───── Given data ─────

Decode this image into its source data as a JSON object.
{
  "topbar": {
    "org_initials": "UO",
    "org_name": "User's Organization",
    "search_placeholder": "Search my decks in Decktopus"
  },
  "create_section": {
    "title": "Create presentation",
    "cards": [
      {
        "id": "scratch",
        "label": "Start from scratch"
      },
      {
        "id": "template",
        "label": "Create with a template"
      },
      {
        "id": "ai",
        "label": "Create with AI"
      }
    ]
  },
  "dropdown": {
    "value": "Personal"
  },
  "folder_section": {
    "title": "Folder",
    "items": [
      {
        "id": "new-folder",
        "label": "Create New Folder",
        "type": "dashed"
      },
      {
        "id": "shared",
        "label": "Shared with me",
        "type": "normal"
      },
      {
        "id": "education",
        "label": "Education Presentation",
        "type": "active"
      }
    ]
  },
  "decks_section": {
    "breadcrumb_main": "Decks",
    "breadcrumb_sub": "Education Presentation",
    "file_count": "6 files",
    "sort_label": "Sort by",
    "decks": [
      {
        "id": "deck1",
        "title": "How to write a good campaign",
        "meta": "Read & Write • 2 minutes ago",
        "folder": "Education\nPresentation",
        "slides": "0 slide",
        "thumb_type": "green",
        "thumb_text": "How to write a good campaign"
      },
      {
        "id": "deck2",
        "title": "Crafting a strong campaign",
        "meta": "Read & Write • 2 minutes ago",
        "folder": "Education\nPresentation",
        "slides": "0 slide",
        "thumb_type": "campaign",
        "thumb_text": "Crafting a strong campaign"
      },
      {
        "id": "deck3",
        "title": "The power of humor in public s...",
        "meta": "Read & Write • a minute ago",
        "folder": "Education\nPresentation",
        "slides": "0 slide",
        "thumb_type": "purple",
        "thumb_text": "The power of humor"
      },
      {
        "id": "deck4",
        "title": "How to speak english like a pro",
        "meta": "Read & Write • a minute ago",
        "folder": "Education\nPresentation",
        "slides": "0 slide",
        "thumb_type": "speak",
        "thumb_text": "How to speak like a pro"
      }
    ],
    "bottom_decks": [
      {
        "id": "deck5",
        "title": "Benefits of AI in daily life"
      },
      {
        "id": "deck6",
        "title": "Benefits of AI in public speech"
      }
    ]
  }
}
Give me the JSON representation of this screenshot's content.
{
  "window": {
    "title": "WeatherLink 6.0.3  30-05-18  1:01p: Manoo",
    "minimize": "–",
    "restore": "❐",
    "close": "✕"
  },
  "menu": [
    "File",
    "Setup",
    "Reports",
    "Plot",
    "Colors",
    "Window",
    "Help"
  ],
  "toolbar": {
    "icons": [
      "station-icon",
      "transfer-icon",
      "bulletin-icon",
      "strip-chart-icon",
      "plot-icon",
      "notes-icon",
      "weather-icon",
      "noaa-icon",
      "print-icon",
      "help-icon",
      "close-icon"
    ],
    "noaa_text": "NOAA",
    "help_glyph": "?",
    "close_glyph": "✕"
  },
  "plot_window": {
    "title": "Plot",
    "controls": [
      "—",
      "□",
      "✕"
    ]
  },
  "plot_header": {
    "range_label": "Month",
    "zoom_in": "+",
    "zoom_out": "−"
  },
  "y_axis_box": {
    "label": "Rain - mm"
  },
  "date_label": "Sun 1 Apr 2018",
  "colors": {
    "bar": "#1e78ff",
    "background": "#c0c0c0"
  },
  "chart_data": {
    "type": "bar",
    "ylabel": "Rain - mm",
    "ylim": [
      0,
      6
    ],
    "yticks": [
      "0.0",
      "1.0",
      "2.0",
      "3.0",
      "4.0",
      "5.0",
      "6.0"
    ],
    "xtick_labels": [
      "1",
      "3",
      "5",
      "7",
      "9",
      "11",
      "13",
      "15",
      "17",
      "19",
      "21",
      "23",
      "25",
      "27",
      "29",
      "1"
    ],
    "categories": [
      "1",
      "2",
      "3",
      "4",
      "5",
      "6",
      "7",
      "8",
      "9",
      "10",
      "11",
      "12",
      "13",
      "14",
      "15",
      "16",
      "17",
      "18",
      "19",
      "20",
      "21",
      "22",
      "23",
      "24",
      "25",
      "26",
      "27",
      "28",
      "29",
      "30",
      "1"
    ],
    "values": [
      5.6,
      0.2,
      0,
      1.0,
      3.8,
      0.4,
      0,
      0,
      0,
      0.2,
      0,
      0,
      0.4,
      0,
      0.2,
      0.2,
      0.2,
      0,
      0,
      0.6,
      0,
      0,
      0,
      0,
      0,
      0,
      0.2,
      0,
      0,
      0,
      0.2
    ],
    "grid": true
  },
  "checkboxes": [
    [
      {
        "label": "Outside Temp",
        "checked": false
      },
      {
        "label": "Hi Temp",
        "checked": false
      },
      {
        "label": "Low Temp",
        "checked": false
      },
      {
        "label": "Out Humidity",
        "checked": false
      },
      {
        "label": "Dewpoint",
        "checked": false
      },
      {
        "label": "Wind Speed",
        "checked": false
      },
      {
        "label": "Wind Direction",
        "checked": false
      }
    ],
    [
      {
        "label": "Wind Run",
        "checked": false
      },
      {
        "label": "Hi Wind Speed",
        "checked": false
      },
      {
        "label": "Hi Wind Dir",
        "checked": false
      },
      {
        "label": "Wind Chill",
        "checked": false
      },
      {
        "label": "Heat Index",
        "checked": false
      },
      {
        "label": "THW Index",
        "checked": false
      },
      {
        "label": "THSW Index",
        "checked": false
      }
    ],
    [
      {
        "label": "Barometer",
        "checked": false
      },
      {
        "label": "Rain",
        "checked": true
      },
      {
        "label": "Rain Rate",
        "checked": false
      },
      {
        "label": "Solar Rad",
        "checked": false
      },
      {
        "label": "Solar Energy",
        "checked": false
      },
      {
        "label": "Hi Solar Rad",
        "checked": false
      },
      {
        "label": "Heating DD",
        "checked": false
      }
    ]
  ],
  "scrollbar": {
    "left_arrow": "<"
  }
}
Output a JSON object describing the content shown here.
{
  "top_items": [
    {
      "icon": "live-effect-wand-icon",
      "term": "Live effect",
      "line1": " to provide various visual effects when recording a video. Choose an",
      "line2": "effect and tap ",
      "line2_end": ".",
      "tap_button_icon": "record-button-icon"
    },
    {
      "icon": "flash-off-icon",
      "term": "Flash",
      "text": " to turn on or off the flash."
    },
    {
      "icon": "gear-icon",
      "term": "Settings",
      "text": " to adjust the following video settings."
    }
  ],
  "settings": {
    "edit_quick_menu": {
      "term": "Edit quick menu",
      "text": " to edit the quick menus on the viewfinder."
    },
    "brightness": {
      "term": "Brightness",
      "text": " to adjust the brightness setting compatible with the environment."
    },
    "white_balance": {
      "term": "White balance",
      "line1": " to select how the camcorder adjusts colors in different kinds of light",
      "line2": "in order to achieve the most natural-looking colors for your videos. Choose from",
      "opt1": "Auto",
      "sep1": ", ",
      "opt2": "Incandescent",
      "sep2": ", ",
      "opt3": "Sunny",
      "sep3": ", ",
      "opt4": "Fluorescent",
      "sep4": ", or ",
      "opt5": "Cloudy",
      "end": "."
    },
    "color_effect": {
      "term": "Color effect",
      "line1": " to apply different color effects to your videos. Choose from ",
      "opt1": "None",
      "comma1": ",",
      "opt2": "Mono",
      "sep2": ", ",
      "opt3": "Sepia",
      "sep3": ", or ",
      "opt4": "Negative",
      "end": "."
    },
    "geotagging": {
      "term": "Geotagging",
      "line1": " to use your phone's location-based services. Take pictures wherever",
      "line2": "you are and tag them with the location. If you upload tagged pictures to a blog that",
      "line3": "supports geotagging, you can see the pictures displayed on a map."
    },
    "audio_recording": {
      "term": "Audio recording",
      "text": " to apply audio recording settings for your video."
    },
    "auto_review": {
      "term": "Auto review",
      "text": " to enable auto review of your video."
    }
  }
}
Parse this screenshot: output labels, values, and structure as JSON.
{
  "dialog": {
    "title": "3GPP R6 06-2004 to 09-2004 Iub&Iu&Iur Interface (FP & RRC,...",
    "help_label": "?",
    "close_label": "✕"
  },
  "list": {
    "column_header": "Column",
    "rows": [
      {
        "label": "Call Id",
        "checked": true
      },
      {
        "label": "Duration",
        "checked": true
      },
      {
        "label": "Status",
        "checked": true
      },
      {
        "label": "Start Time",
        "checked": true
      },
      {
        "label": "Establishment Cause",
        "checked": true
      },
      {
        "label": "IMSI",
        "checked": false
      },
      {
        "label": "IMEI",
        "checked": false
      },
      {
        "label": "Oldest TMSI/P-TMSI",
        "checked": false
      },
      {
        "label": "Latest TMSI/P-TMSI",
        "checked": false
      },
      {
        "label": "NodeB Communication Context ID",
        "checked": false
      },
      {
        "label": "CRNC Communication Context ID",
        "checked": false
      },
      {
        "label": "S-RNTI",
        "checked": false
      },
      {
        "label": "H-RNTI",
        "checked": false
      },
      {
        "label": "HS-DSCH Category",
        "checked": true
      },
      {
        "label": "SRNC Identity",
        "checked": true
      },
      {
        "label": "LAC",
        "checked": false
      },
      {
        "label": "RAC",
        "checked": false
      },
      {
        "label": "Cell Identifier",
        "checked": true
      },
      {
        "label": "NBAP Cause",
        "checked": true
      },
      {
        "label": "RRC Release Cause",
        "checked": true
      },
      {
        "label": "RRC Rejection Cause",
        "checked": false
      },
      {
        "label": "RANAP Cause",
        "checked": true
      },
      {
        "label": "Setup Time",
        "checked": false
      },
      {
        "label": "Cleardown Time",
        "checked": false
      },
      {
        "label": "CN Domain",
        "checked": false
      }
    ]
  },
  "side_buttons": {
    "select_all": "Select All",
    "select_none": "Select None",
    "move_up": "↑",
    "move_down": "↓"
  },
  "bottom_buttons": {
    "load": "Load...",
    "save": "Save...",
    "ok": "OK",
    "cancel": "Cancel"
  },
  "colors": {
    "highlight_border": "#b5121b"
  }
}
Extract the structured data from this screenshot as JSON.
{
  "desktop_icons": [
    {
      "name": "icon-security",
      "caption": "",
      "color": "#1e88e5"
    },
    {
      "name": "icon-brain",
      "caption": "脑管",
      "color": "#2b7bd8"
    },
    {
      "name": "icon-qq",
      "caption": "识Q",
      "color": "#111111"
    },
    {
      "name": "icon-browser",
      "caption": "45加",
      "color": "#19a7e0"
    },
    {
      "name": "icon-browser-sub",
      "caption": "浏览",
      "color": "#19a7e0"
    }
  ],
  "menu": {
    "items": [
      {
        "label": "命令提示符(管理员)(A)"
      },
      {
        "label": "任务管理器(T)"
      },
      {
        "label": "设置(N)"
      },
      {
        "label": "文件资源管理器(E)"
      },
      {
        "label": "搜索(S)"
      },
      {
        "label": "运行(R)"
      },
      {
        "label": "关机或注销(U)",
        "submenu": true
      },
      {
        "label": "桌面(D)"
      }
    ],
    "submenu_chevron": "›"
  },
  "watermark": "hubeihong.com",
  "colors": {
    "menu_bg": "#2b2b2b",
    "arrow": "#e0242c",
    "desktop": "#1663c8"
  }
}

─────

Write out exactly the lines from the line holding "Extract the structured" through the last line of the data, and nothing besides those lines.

Extract the structured data from this screenshot as JSON.
{
  "desktop_icons": [
    {
      "name": "icon-security",
      "caption": "",
      "color": "#1e88e5"
    },
    {
      "name": "icon-brain",
      "caption": "脑管",
      "color": "#2b7bd8"
    },
    {
      "name": "icon-qq",
      "caption": "识Q",
      "color": "#111111"
    },
    {
      "name": "icon-browser",
      "caption": "45加",
      "color": "#19a7e0"
    },
    {
      "name": "icon-browser-sub",
      "caption": "浏览",
      "color": "#19a7e0"
    }
  ],
  "menu": {
    "items": [
      {
        "label": "命令提示符(管理员)(A)"
      },
      {
        "label": "任务管理器(T)"
      },
      {
        "label": "设置(N)"
      },
      {
        "label": "文件资源管理器(E)"
      },
      {
        "label": "搜索(S)"
      },
      {
        "label": "运行(R)"
      },
      {
        "label": "关机或注销(U)",
        "submenu": true
      },
      {
        "label": "桌面(D)"
      }
    ],
    "submenu_chevron": "›"
  },
  "watermark": "hubeihong.com",
  "colors": {
    "menu_bg": "#2b2b2b",
    "arrow": "#e0242c",
    "desktop": "#1663c8"
  }
}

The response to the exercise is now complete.